At this very moment in time, digital solutions are opening the door to scores of new opportunities to establish such innovative business models and thus keep existing companies moving forward or even set up new companies. Examples of this can be seen in digital networks, mobile end devices, self-learning machines, artificial intelligence, and the possibilities presented by sensors, all of which offer a basis for new business models. New technologies change almost all areas of modern life. This starts in aspects like how information is exchanged, how devices are controlled through the Internet of Things, or how production is connected and controlled in keeping with Industry 4.0. For Germany in particular, this is a huge development opportunity – especially if newly developed technologies and the technological changes they bring about also have an impact on different sectors of industries, or even entire industries.
To be part of such changes, however, it’s necessary to spot technology trends and to acquire (or already possess) an in-depth understanding of business models and how they are influenced by technology. It’s especially important to understand how existing business models can be influenced by technological change. In this respect, new competitors are a particular threat to established companies because they have the potential to burst into entire industries with their disruptive business models. Given the fact that a number of these disruptive business models (such as Amazon and Uber) and their competitors have been coming from abroad in recent years – and not Germany – yet they’ve still had an impact on business models here, we can see how important entrepreneurship has become for our society.

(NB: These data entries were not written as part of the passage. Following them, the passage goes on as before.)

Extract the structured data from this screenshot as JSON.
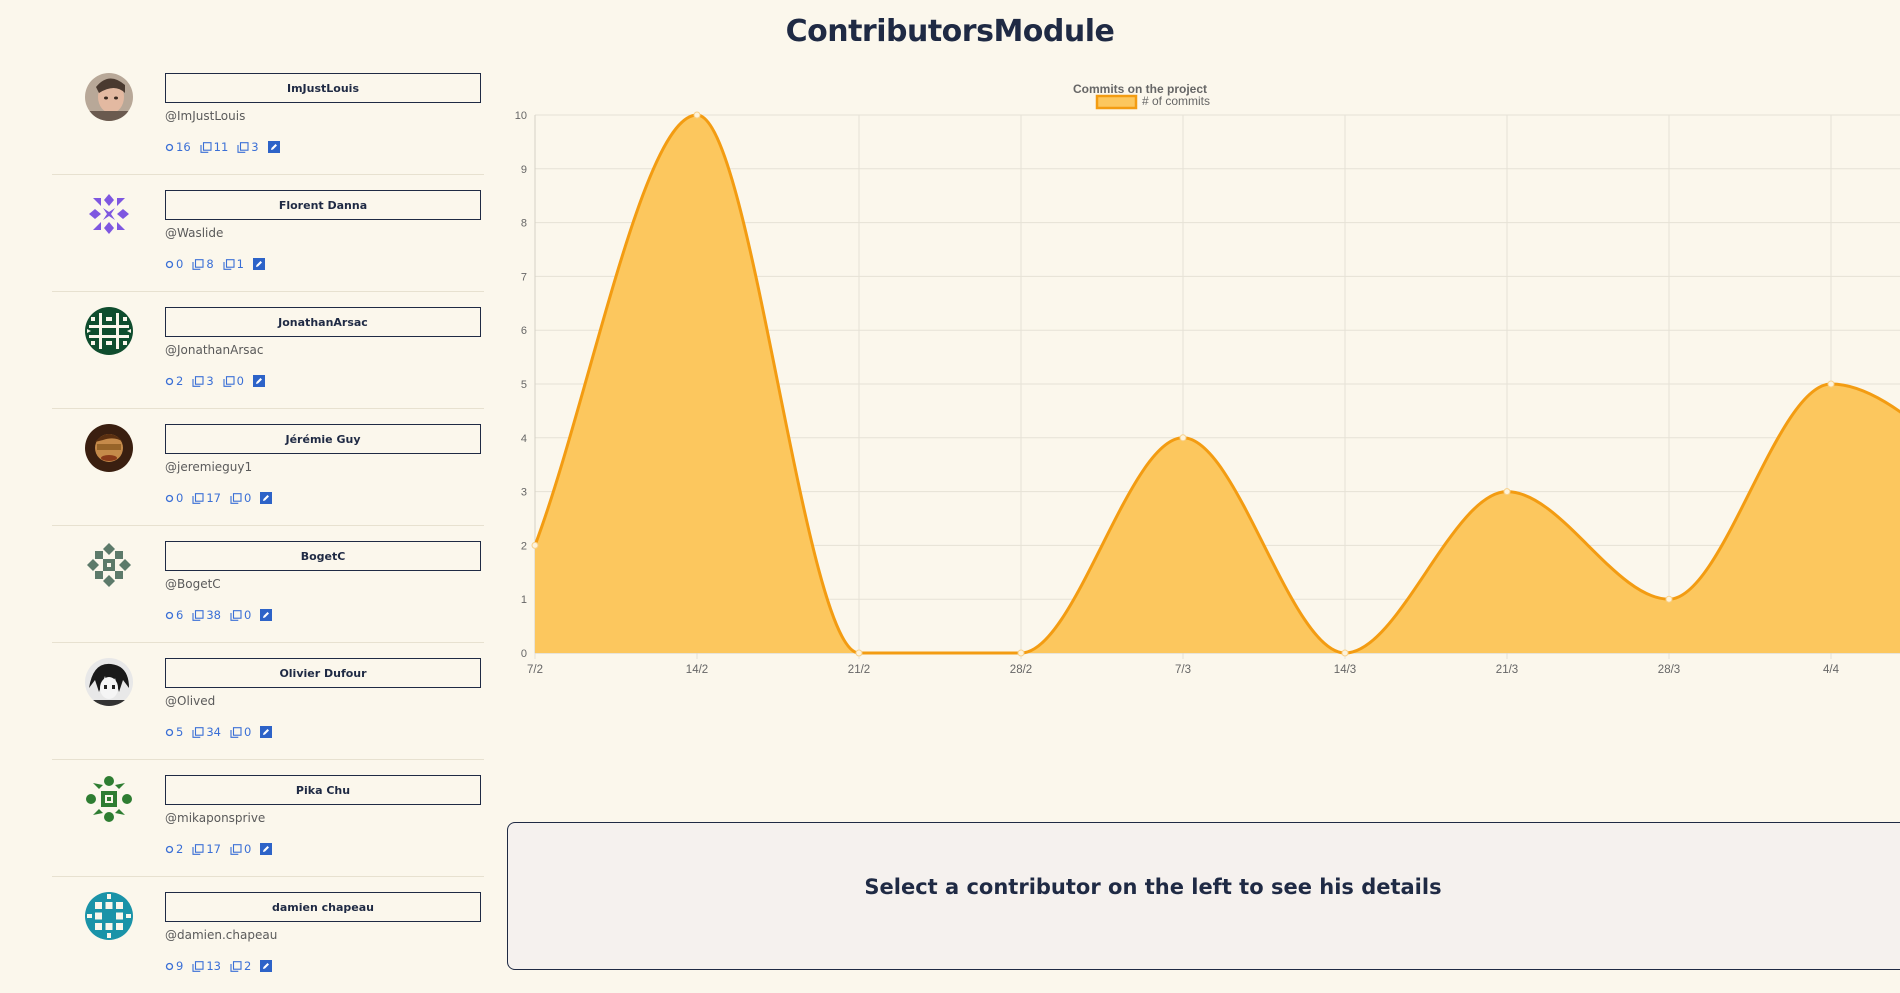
{
  "page": {
    "title": "ContributorsModule"
  },
  "contributors": [
    {
      "name": "ImJustLouis",
      "handle": "@ImJustLouis",
      "stats": [
        "16",
        "11",
        "3"
      ],
      "avatar": "photo-man"
    },
    {
      "name": "Florent Danna",
      "handle": "@Waslide",
      "stats": [
        "0",
        "8",
        "1"
      ],
      "avatar": "identicon-purple"
    },
    {
      "name": "JonathanArsac",
      "handle": "@JonathanArsac",
      "stats": [
        "2",
        "3",
        "0"
      ],
      "avatar": "identicon-darkgreen"
    },
    {
      "name": "Jérémie Guy",
      "handle": "@jeremieguy1",
      "stats": [
        "0",
        "17",
        "0"
      ],
      "avatar": "photo-dark"
    },
    {
      "name": "BogetC",
      "handle": "@BogetC",
      "stats": [
        "6",
        "38",
        "0"
      ],
      "avatar": "identicon-grey-green"
    },
    {
      "name": "Olivier Dufour",
      "handle": "@Olived",
      "stats": [
        "5",
        "34",
        "0"
      ],
      "avatar": "photo-anime"
    },
    {
      "name": "Pika Chu",
      "handle": "@mikaponsprive",
      "stats": [
        "2",
        "17",
        "0"
      ],
      "avatar": "identicon-green"
    },
    {
      "name": "damien chapeau",
      "handle": "@damien.chapeau",
      "stats": [
        "9",
        "13",
        "2"
      ],
      "avatar": "identicon-teal"
    }
  ],
  "colors": {
    "fill": "#fcc75e",
    "line": "#f39c12",
    "link": "#3a6fd6",
    "text": "#1f2a44",
    "purple": "#7e57e0",
    "darkgreen": "#0f4d2e",
    "greygreen": "#5c7a6a",
    "green": "#2e7d32",
    "teal": "#1a93a8"
  },
  "chart_data": {
    "type": "area",
    "title": "Commits on the project",
    "legend": [
      "# of commits"
    ],
    "legend_position": "top-center",
    "grid": true,
    "x": [
      "7/2",
      "14/2",
      "21/2",
      "28/2",
      "7/3",
      "14/3",
      "21/3",
      "28/3",
      "4/4"
    ],
    "series": [
      {
        "name": "# of commits",
        "values": [
          2,
          10,
          0,
          0,
          4,
          0,
          3,
          1,
          5
        ]
      }
    ],
    "x_visible_end_value": 3.2,
    "ylim": [
      0,
      10
    ],
    "yticks": [
      0,
      1,
      2,
      3,
      4,
      5,
      6,
      7,
      8,
      9,
      10
    ]
  },
  "details": {
    "placeholder": "Select a contributor on the left to see his details"
  }
}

Another prerequisite for introducing new business models is an interdisciplinary understanding of technological trends and how technologies are translated into products, processes, and business models. This is another defining feature of successful entrepreneurship, in the way different disciplines are integrated into a business model and thus add value.
To support entrepreneurs in Germany, the Steinbeis Network offers a range of interdisciplinary consulting options, spanning technology trend research and the translation of findings into products, production, and business models. The framework for this is provided by Steinbeis KTU (competence team for technology implementation and business optimization). The KTU encompasses scientists, engineers, and business experts, who work with and for companies to develop competitive solutions that revolve around future technologies, resulting in new products, production methods, and business models. They also provide support to entrepreneurs to identify future technologies, to spot the innovations these could fuel, and to actually make these happen. By working in partnership with research institutions and universities of applied science, entrepreneurs are offered an attractive package of services with the aim of creating business models with genuine appeal that will help stand firm in the face of competition.
Prof. Dr. Peter Philippi-Beck is the director of the Steinbeis Transfer Center for Internationalisation – Equity Participation – Succession Regulation. His Steinbeis enterprise provides customers with support and advice on issues relating to company succession, acquisitions, and sales. It also helps with funding options and the development of business models against the backdrop of technology trends.